◆ Exercise details
The listing has to be given again in full and exactly.

** Data to process follows **

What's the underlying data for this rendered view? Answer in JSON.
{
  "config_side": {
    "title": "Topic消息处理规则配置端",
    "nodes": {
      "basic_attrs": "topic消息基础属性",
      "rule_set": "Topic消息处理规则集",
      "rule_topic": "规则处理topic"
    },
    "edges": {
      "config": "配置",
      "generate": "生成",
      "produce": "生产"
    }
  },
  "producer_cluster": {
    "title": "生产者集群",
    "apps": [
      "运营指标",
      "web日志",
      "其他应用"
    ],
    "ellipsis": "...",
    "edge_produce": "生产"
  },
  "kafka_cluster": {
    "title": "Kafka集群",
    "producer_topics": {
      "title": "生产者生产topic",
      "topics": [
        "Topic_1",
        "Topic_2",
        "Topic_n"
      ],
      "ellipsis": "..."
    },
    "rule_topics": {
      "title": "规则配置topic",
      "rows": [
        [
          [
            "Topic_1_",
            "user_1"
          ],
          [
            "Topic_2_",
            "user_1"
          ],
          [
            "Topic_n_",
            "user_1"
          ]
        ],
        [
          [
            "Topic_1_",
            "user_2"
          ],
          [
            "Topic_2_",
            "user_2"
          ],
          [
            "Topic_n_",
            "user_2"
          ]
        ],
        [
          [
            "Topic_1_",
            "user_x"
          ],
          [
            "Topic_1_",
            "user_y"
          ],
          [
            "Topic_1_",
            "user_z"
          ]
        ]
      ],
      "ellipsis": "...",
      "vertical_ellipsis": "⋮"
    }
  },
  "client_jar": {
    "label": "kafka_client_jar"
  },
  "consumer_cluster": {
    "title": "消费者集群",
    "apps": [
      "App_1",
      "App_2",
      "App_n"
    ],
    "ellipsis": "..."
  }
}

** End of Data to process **

◆ Task output
What's the underlying data for this rendered view? Answer in JSON.
{
  "config_side": {
    "title": "Topic消息处理规则配置端",
    "nodes": {
      "basic_attrs": "topic消息基础属性",
      "rule_set": "Topic消息处理规则集",
      "rule_topic": "规则处理topic"
    },
    "edges": {
      "config": "配置",
      "generate": "生成",
      "produce": "生产"
    }
  },
  "producer_cluster": {
    "title": "生产者集群",
    "apps": [
      "运营指标",
      "web日志",
      "其他应用"
    ],
    "ellipsis": "...",
    "edge_produce": "生产"
  },
  "kafka_cluster": {
    "title": "Kafka集群",
    "producer_topics": {
      "title": "生产者生产topic",
      "topics": [
        "Topic_1",
        "Topic_2",
        "Topic_n"
      ],
      "ellipsis": "..."
    },
    "rule_topics": {
      "title": "规则配置topic",
      "rows": [
        [
          [
            "Topic_1_",
            "user_1"
          ],
          [
            "Topic_2_",
            "user_1"
          ],
          [
            "Topic_n_",
            "user_1"
          ]
        ],
        [
          [
            "Topic_1_",
            "user_2"
          ],
          [
            "Topic_2_",
            "user_2"
          ],
          [
            "Topic_n_",
            "user_2"
          ]
        ],
        [
          [
            "Topic_1_",
            "user_x"
          ],
          [
            "Topic_1_",
            "user_y"
          ],
          [
            "Topic_1_",
            "user_z"
          ]
        ]
      ],
      "ellipsis": "...",
      "vertical_ellipsis": "⋮"
    }
  },
  "client_jar": {
    "label": "kafka_client_jar"
  },
  "consumer_cluster": {
    "title": "消费者集群",
    "apps": [
      "App_1",
      "App_2",
      "App_n"
    ],
    "ellipsis": "..."
  }
}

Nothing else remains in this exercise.